-- Given information follows --

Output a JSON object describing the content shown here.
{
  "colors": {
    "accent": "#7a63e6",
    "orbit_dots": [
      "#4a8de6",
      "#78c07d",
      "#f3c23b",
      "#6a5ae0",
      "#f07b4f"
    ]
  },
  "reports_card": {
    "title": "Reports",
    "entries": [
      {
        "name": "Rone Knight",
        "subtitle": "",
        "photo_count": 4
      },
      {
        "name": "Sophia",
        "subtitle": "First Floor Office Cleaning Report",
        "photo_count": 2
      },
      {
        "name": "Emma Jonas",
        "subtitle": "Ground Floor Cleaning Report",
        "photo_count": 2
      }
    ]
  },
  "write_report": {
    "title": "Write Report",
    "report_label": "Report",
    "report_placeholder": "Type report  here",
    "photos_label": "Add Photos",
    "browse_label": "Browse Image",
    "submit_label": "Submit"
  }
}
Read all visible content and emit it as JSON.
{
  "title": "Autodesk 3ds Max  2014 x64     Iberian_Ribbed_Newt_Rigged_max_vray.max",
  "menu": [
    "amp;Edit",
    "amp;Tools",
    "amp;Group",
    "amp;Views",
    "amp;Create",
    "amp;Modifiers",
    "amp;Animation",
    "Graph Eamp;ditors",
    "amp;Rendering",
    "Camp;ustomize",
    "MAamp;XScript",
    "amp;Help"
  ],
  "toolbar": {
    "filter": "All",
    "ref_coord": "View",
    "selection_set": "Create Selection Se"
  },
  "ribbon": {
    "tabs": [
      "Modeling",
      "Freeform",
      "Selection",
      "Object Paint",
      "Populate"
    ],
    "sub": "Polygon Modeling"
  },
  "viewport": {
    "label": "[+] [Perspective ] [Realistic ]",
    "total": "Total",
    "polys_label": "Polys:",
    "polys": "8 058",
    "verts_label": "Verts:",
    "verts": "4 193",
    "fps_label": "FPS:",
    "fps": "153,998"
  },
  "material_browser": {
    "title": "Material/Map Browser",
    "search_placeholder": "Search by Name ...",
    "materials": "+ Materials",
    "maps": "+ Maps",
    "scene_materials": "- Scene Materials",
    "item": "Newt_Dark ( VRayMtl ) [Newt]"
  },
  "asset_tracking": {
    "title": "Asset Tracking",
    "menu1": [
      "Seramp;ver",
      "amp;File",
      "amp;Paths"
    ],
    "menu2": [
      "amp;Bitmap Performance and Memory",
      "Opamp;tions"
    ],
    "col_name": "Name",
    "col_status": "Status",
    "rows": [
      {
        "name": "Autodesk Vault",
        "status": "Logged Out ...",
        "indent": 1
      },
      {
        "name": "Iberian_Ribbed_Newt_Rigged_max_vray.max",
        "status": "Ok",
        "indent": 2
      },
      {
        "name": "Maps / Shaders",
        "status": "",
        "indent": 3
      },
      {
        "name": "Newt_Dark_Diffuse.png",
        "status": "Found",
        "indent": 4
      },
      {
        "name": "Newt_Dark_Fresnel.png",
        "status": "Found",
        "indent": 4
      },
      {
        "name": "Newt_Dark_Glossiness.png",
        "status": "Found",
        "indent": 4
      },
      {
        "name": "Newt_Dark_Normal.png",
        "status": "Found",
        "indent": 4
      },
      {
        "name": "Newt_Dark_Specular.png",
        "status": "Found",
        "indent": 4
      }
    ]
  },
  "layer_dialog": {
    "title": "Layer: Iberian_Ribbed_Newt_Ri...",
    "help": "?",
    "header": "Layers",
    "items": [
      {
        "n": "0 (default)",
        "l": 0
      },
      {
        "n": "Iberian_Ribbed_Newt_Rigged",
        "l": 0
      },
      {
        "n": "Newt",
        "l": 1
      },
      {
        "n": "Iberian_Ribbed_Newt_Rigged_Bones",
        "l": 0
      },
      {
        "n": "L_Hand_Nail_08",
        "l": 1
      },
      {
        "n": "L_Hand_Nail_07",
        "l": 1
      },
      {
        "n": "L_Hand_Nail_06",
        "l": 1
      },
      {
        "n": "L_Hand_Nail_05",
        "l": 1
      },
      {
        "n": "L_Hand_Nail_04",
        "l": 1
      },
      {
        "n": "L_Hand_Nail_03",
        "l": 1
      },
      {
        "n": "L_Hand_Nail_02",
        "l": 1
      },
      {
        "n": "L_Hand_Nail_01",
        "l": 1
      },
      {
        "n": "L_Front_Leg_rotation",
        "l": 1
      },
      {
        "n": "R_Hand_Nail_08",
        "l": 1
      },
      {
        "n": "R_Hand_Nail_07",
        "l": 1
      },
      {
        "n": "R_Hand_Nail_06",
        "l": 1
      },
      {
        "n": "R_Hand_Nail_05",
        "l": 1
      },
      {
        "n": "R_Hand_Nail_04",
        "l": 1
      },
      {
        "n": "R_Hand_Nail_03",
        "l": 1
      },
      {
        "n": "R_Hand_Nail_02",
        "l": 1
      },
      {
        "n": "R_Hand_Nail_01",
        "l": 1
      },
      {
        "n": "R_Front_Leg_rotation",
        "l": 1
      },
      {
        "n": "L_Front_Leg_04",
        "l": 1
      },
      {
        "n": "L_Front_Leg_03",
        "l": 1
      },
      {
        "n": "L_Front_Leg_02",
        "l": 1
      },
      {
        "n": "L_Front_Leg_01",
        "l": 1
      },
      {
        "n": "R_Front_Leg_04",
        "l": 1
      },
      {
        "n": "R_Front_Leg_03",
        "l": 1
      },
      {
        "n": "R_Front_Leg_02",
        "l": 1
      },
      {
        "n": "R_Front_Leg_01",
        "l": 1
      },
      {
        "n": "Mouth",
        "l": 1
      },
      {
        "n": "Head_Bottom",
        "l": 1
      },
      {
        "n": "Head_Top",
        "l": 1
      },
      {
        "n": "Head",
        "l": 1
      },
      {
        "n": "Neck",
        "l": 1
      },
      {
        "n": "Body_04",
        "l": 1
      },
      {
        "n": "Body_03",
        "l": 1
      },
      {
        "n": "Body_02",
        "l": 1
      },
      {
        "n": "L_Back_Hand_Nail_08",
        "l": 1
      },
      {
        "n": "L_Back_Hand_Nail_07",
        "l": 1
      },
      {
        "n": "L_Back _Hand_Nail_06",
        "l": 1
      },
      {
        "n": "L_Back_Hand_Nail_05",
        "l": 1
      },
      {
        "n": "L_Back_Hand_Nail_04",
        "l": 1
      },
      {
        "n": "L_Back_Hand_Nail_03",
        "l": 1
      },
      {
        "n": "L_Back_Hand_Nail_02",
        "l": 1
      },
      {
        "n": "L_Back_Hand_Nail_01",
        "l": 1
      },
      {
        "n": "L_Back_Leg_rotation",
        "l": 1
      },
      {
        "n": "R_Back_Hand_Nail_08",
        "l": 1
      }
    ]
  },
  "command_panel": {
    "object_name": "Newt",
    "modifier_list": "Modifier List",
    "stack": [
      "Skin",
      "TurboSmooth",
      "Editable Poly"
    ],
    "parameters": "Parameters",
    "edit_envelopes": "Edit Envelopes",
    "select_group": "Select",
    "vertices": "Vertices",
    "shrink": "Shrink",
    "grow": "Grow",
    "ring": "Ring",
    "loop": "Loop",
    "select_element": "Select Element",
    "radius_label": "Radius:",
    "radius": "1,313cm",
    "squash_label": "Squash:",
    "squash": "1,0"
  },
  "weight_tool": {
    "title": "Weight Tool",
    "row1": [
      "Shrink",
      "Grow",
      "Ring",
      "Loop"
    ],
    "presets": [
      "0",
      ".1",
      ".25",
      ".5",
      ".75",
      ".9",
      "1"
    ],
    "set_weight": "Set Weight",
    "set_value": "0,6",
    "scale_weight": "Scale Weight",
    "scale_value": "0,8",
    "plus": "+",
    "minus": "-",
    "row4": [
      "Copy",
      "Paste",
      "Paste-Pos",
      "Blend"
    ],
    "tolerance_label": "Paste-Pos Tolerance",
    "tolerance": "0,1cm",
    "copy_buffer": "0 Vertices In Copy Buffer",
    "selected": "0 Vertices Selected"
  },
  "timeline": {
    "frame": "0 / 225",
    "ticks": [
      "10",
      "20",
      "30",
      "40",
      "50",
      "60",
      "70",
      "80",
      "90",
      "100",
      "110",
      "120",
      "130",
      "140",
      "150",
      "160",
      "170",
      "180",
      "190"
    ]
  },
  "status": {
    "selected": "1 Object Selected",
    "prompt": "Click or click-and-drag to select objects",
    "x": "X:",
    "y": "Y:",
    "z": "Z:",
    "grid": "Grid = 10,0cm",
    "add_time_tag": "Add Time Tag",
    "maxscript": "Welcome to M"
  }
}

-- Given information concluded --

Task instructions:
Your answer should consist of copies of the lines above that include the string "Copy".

Response box:
      "Copy",
    "copy_buffer": "0 Vertices In Copy Buffer",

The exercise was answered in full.